- Blood test. It is possible to determine the presence and severity of CBV loss by the level of hematocrit, erythrocytes and hemoglobin. To assess the degree of blood clotting disorder, a coagulogram is performed. The data of biochemical blood analysis provide valuable information about the work of the liver and kidneys, the possible root cause of bleeding.
- Instrumental methods. In the absence of a visible source of blood loss and suspected hemorrhagic shock, abdominal ultrasound, chest X-ray and other imaging methods of internal bleeding are performed. In emergency situations, laparoscopy and / or thoracoscopy is performed for therapeutic and diagnostic purposes.
Pathology must be distinguished from other types of critical hypovolemia: traumatic, toxic-infectious, anaphylactic shock. An important role in the diagnosis is played by clarifying the conditions under which the deterioration of well-being occurred, the identification of concomitant symptoms. If there are no obvious signs of blood loss, differential diagnosis is carried out with acute heart failure and other causes of cardiogenic shock.
When eliminating hemodynamic disorders, replenishing the amount of circulating blood becomes of paramount importance. For this purpose, infusion solutions are introduced — crystalloid and colloidal preparations in a ratio of 2: 1. To normalize the blood composition, freshly frozen plasma, erythrocyte and platelet mass are used. The volume of transfusion solutions is calculated taking into account the loss of CBV and laboratory parameters.
In addition to blood substitutes, sodium bicarbonate solutions are used to eliminate metabolic acidosis, a key pathogenetic factor in the progression of hypoxia and ischemia. To normalize vital functions, inhalations of moistened oxygen, the introduction of osmotic or loop diuretics with inadequate diuresis, the use of cardiac glycosides in cardiac disorders are indicated.
An important problem of hemorrhagic shock is peripheral vasoconstriction, associated with inadequate blood supply to tissues and aggravation of metabolic disorders. For its correction, warming of the patient is shown, which simultaneously eliminates hypothermia and eliminates vascular spasm. Vasopressor drugs are not prescribed, despite the severity of hypotension, because they aggravate vascular spasm and aggravate the patient’s condition.
Prognosis and prevention

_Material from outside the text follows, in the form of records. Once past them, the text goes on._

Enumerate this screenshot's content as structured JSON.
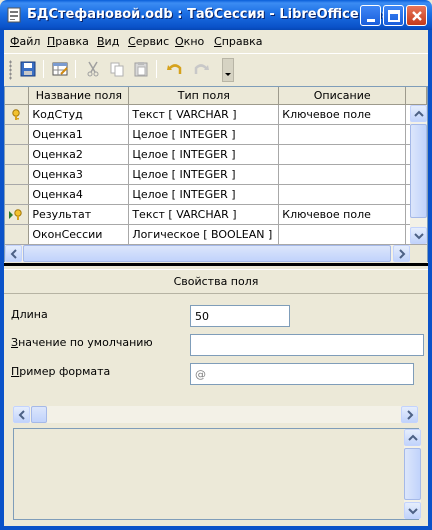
{
  "window": {
    "title": "БДСтефановой.odb : ТабСессия - LibreOffice Bas..."
  },
  "menu": [
    {
      "label": "Файл",
      "accel": "Ф",
      "rest": "айл"
    },
    {
      "label": "Правка",
      "accel": "П",
      "rest": "равка"
    },
    {
      "label": "Вид",
      "accel": "В",
      "rest": "ид"
    },
    {
      "label": "Сервис",
      "accel": "С",
      "rest": "ервис"
    },
    {
      "label": "Окно",
      "accel": "О",
      "rest": "кно"
    },
    {
      "label": "Справка",
      "accel": "С",
      "rest": "правка"
    }
  ],
  "toolbar": {
    "icons": [
      "save-icon",
      "table-design-icon",
      "cut-icon",
      "copy-icon",
      "paste-icon",
      "undo-icon",
      "redo-icon",
      "more-options-icon"
    ]
  },
  "grid": {
    "headers": [
      "Название поля",
      "Тип поля",
      "Описание"
    ],
    "rows": [
      {
        "name": "КодСтуд",
        "type": "Текст [ VARCHAR ]",
        "desc": "Ключевое поле",
        "marker": "primary-key"
      },
      {
        "name": "Оценка1",
        "type": "Целое [ INTEGER ]",
        "desc": "",
        "marker": ""
      },
      {
        "name": "Оценка2",
        "type": "Целое [ INTEGER ]",
        "desc": "",
        "marker": ""
      },
      {
        "name": "Оценка3",
        "type": "Целое [ INTEGER ]",
        "desc": "",
        "marker": ""
      },
      {
        "name": "Оценка4",
        "type": "Целое [ INTEGER ]",
        "desc": "",
        "marker": ""
      },
      {
        "name": "Результат",
        "type": "Текст [ VARCHAR ]",
        "desc": "Ключевое поле",
        "marker": "current-key"
      },
      {
        "name": "ОконСессии",
        "type": "Логическое [ BOOLEAN ]",
        "desc": "",
        "marker": ""
      }
    ]
  },
  "properties": {
    "title": "Свойства поля",
    "length_accel": "Д",
    "length_rest": "лина",
    "length_value": "50",
    "default_accel": "З",
    "default_rest": "начение по умолчанию",
    "default_value": "",
    "format_accel": "П",
    "format_rest": "ример формата",
    "format_value": "@"
  }
}
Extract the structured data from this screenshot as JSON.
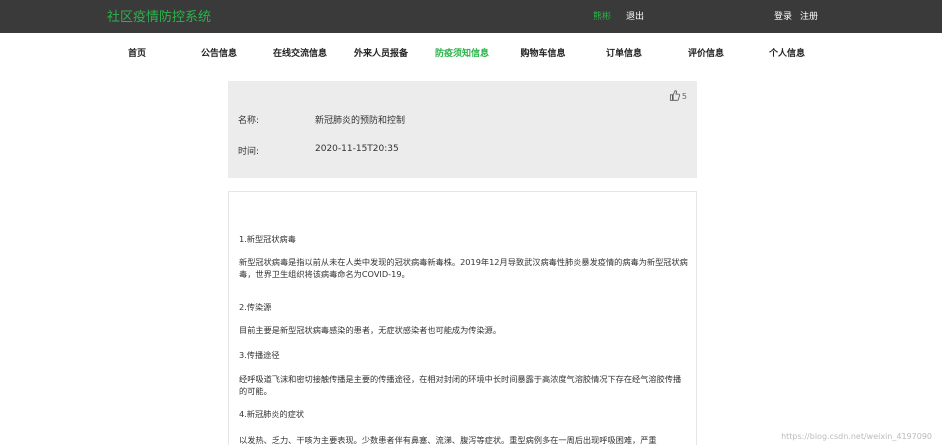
{
  "header": {
    "brand": "社区疫情防控系统",
    "links": [
      "熊彬",
      "退出",
      "登录",
      "注册"
    ]
  },
  "nav": {
    "items": [
      "首页",
      "公告信息",
      "在线交流信息",
      "外来人员报备",
      "防疫须知信息",
      "购物车信息",
      "订单信息",
      "评价信息",
      "个人信息"
    ],
    "active_index": 4
  },
  "detail": {
    "like_count": "5",
    "name_label": "名称:",
    "name_value": "新冠肺炎的预防和控制",
    "time_label": "时间:",
    "time_value": "2020-11-15T20:35"
  },
  "content": {
    "paragraphs": [
      "1.新型冠状病毒",
      "新型冠状病毒是指以前从未在人类中发现的冠状病毒新毒株。2019年12月导致武汉病毒性肺炎暴发疫情的病毒为新型冠状病毒，世界卫生组织将该病毒命名为COVID-19。",
      "2.传染源",
      "目前主要是新型冠状病毒感染的患者，无症状感染者也可能成为传染源。",
      "3.传播途径",
      "经呼吸道飞沫和密切接触传播是主要的传播途径，在相对封闭的环境中长时间暴露于高浓度气溶胶情况下存在经气溶胶传播的可能。",
      "4.新冠肺炎的症状",
      "以发热、乏力、干咳为主要表现。少数患者伴有鼻塞、流涕、腹泻等症状。重型病例多在一周后出现呼吸困难，严重"
    ]
  },
  "watermark": "https://blog.csdn.net/weixin_4197090",
  "colors": {
    "brand_green": "#2bb34a",
    "topbar_bg": "#3a3a3a",
    "panel_bg": "#ececec"
  }
}
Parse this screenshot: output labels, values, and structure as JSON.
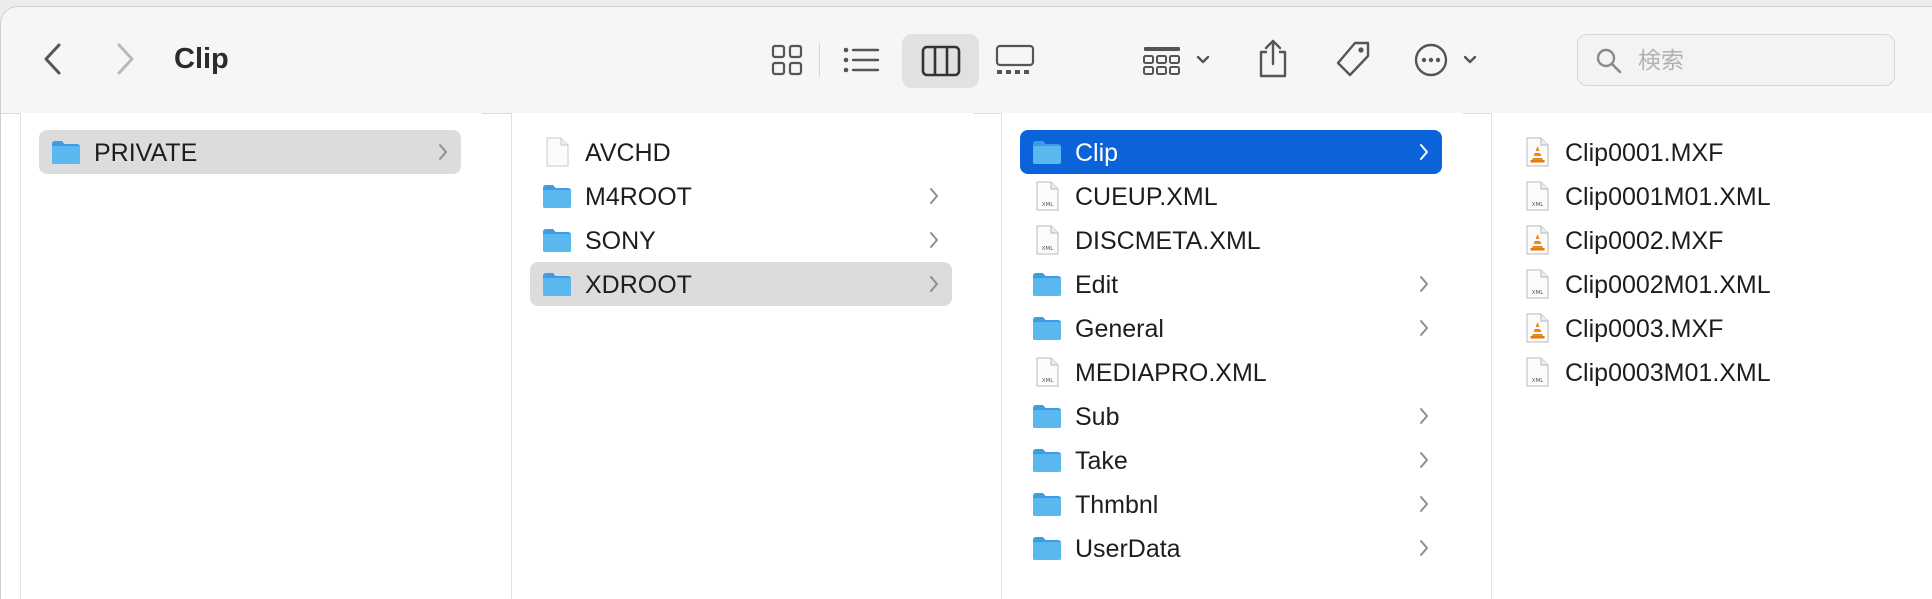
{
  "window": {
    "title": "Clip"
  },
  "search": {
    "placeholder": "検索"
  },
  "toolbar": {
    "icons": [
      "chevron-left-icon",
      "chevron-right-icon",
      "grid-view-icon",
      "list-view-icon",
      "column-view-icon",
      "gallery-view-icon",
      "group-icon",
      "share-icon",
      "tag-icon",
      "ellipsis-circle-icon"
    ],
    "active_view": "columns"
  },
  "colors": {
    "selection_blue": "#0a63d8",
    "selection_gray": "#dcdcdc",
    "folder_blue": "#5ab8ef"
  },
  "columns": [
    {
      "items": [
        {
          "label": "PRIVATE",
          "type": "folder",
          "selected": "gray"
        }
      ]
    },
    {
      "items": [
        {
          "label": "AVCHD",
          "type": "file"
        },
        {
          "label": "M4ROOT",
          "type": "folder"
        },
        {
          "label": "SONY",
          "type": "folder"
        },
        {
          "label": "XDROOT",
          "type": "folder",
          "selected": "gray"
        }
      ]
    },
    {
      "items": [
        {
          "label": "Clip",
          "type": "folder",
          "selected": "blue"
        },
        {
          "label": "CUEUP.XML",
          "type": "xml"
        },
        {
          "label": "DISCMETA.XML",
          "type": "xml"
        },
        {
          "label": "Edit",
          "type": "folder"
        },
        {
          "label": "General",
          "type": "folder"
        },
        {
          "label": "MEDIAPRO.XML",
          "type": "xml"
        },
        {
          "label": "Sub",
          "type": "folder"
        },
        {
          "label": "Take",
          "type": "folder"
        },
        {
          "label": "Thmbnl",
          "type": "folder"
        },
        {
          "label": "UserData",
          "type": "folder"
        }
      ]
    },
    {
      "items": [
        {
          "label": "Clip0001.MXF",
          "type": "vlc"
        },
        {
          "label": "Clip0001M01.XML",
          "type": "xml"
        },
        {
          "label": "Clip0002.MXF",
          "type": "vlc"
        },
        {
          "label": "Clip0002M01.XML",
          "type": "xml"
        },
        {
          "label": "Clip0003.MXF",
          "type": "vlc"
        },
        {
          "label": "Clip0003M01.XML",
          "type": "xml"
        }
      ]
    }
  ]
}
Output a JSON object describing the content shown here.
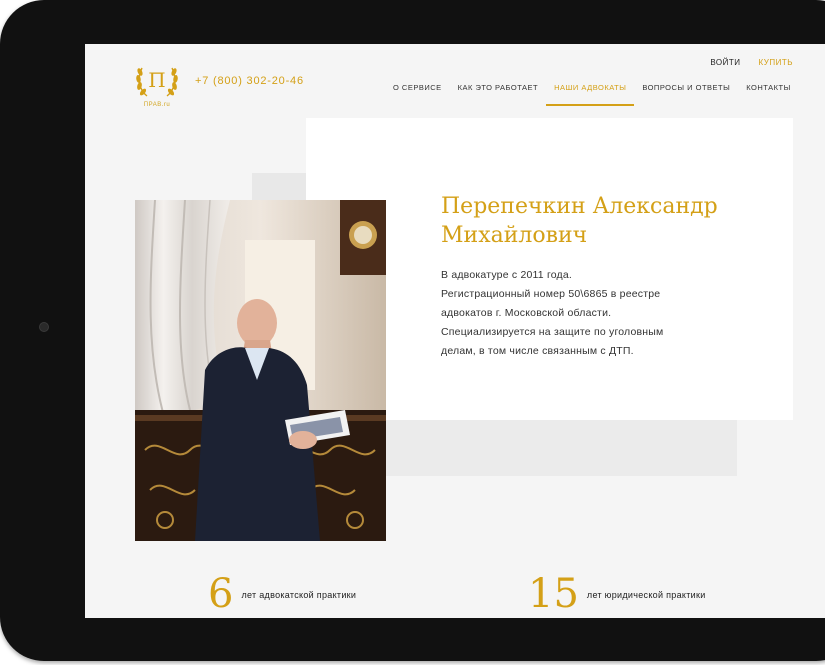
{
  "header": {
    "logo_letter": "П",
    "logo_sub": "ПРАВ.ru",
    "phone": "+7 (800) 302-20-46",
    "login": "ВОЙТИ",
    "buy": "КУПИТЬ"
  },
  "nav": {
    "items": [
      {
        "label": "О СЕРВИСЕ"
      },
      {
        "label": "КАК ЭТО РАБОТАЕТ"
      },
      {
        "label": "НАШИ АДВОКАТЫ"
      },
      {
        "label": "ВОПРОСЫ И ОТВЕТЫ"
      },
      {
        "label": "КОНТАКТЫ"
      }
    ],
    "active_index": 2
  },
  "lawyer": {
    "name_line1": "Перепечкин Александр",
    "name_line2": "Михайлович",
    "bio": [
      "В адвокатуре с 2011 года.",
      "Регистрационный номер 50\\6865 в реестре",
      "адвокатов г. Московской области.",
      "Специализируется на защите по уголовным",
      "делам, в том числе связанным с ДТП."
    ]
  },
  "stats": [
    {
      "value": "6",
      "label": "лет адвокатской практики"
    },
    {
      "value": "15",
      "label": "лет юридической практики"
    }
  ],
  "colors": {
    "accent": "#d4a017",
    "text": "#333333",
    "background": "#f5f5f5",
    "device": "#111111"
  }
}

The outcome depends on the amount of blood loss and the timeliness of care. With the loss of up to 30% of the CBV and the beginning of treatment in the first 2-3 hours from the action of the causal factor, the survival rate is about 80%. With massive blood loss and the start of treatment after more than 4 hours, the prognosis is unfavorable due to irreversible changes in body tissues. Prevention is aimed at reducing injuries and comprehensive treatment of somatic diseases that are complicated by bleeding.